  1. Check Temperature Settings: Ensure that the cryostat chamber and specimen holder are set to the appropriate temperature for the type of tissue being sectioned. Adjust the temperature settings as needed to optimize tissue hardness and consistency.
  2. Inspect Blade Sharpness: Examine the microtome blade for signs of dullness, nicks, or damage. A dull blade can result in tearing or compression of tissue during sectioning, leading to poor slicing quality. Replace the blade if it is dull or damaged.
  3. Clean Microtome Blade: Remove any debris, tissue remnants, or ice buildup from the microtome blade using a soft brush or lint-free cloth. Ensure that the blade surface is clean and free of obstructions to prevent artifacts in the tissue sections.

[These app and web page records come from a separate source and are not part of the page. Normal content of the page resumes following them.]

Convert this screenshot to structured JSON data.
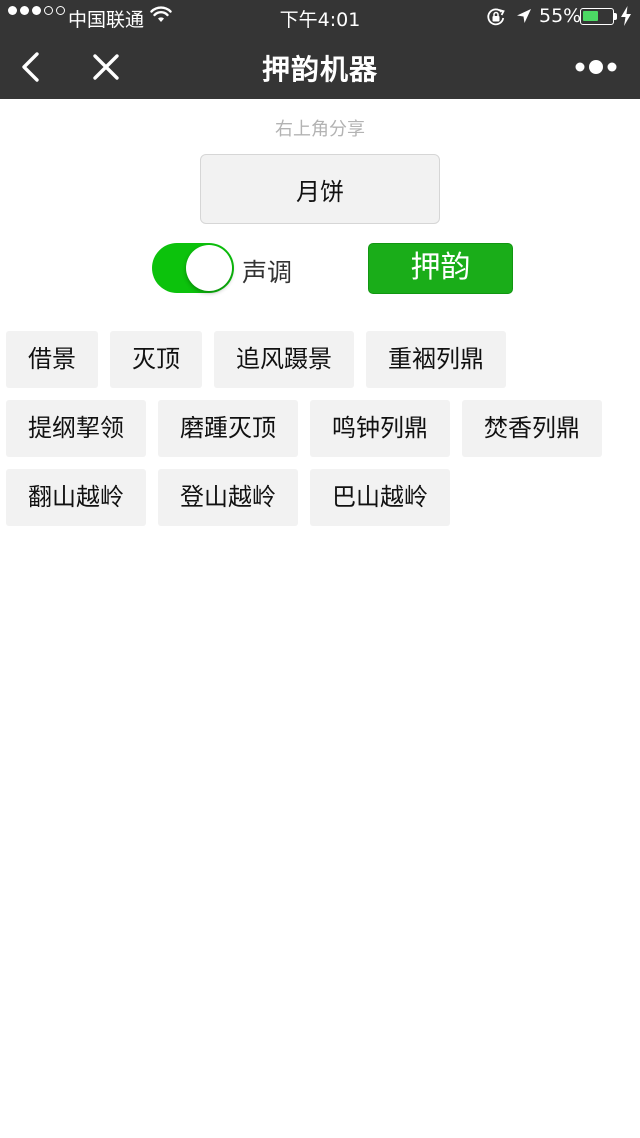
{
  "status_bar": {
    "signal_dots": [
      "on",
      "on",
      "on",
      "off",
      "off"
    ],
    "carrier": "中国联通",
    "time": "下午4:01",
    "battery_percent": "55%",
    "battery_level": 0.55,
    "icons": [
      "wifi-icon",
      "orientation-lock-icon",
      "location-arrow-icon",
      "battery-icon",
      "charging-bolt-icon"
    ]
  },
  "nav": {
    "title": "押韵机器",
    "icons": [
      "back-chevron-icon",
      "close-icon",
      "more-dots-icon"
    ]
  },
  "share_hint": "右上角分享",
  "input": {
    "value": "月饼"
  },
  "tone_toggle": {
    "label": "声调",
    "on": true,
    "color": "#0cc20c"
  },
  "rhyme_button": {
    "label": "押韵",
    "color": "#1aad19"
  },
  "results": [
    "借景",
    "灭顶",
    "追风蹑景",
    "重裀列鼎",
    "提纲挈领",
    "磨踵灭顶",
    "鸣钟列鼎",
    "焚香列鼎",
    "翻山越岭",
    "登山越岭",
    "巴山越岭"
  ]
}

  4. Optimize Cutting Angle: Adjust the cutting angle of the microtome blade to achieve optimal slicing results. Experiment with different cutting angles to determine the most effective angle for the type of tissue being sectioned.
  5. Trim Specimen Properly: Trim the specimen block to remove excess tissue and create a flat surface for sectioning. Use a sharp blade or trimming tool to ensure clean and precise trimming of the specimen.
  6. Use Proper Sectioning Technique: Practice proper sectioning technique, including steady hand movement and consistent pressure on the microtome wheel. Avoid excessive force or speed, as this can lead to uneven or distorted tissue sections.
  7. Optimize Cryostat Temperature: Ensure that the cryostat temperature is stable and consistent throughout the sectioning process. Fluctuations in temperature can affect tissue hardness and sectioning quality. Monitor the temperature closely and adjust as needed to maintain optimal conditions.
  8. Check Cryostat Maintenance: Perform routine maintenance on the cryostat, including cleaning, lubrication, and alignment of moving parts. Ensure that the cryostat is properly calibrated and maintained according to the manufacturer’s recommendations.
  9. Inspect Tissue Embedding: Evaluate the quality of tissue embedding in the specimen block. Ensure that the embedding medium is properly infiltrated and solidified to provide adequate support for sectioning. Adjust embedding techniques if necessary to improve tissue stability.
  10. Evaluate Tissue Properties: Consider the properties of the tissue being sectioned, such as texture, consistency, and water content. Some tissues may require special handling or preparation techniques to achieve optimal slicing quality.
  11. Troubleshoot Cryostat Vacuum: If the cryostat has a vacuum system, check for leaks or malfunctions that may affect tissue sectioning. Ensure that the vacuum is properly sealed and functioning to maintain tissue integrity during sectioning.
  12. Consult Cryostat Manual: Refer to the cryostat manual or manufacturer’s guidelines for troubleshooting tips and recommendations specific to the model. Follow the manufacturer’s instructions for optimizing sectioning quality and resolving issues with bad slicing.

By following these steps and guidelines, users can effectively troubleshoot bad slicing in a cryostat and achieve high-quality tissue sections for histological analysis and research purposes. Consistent sectioning quality is essential for obtaining accurate and reliable results in histopathology and other biomedical applications.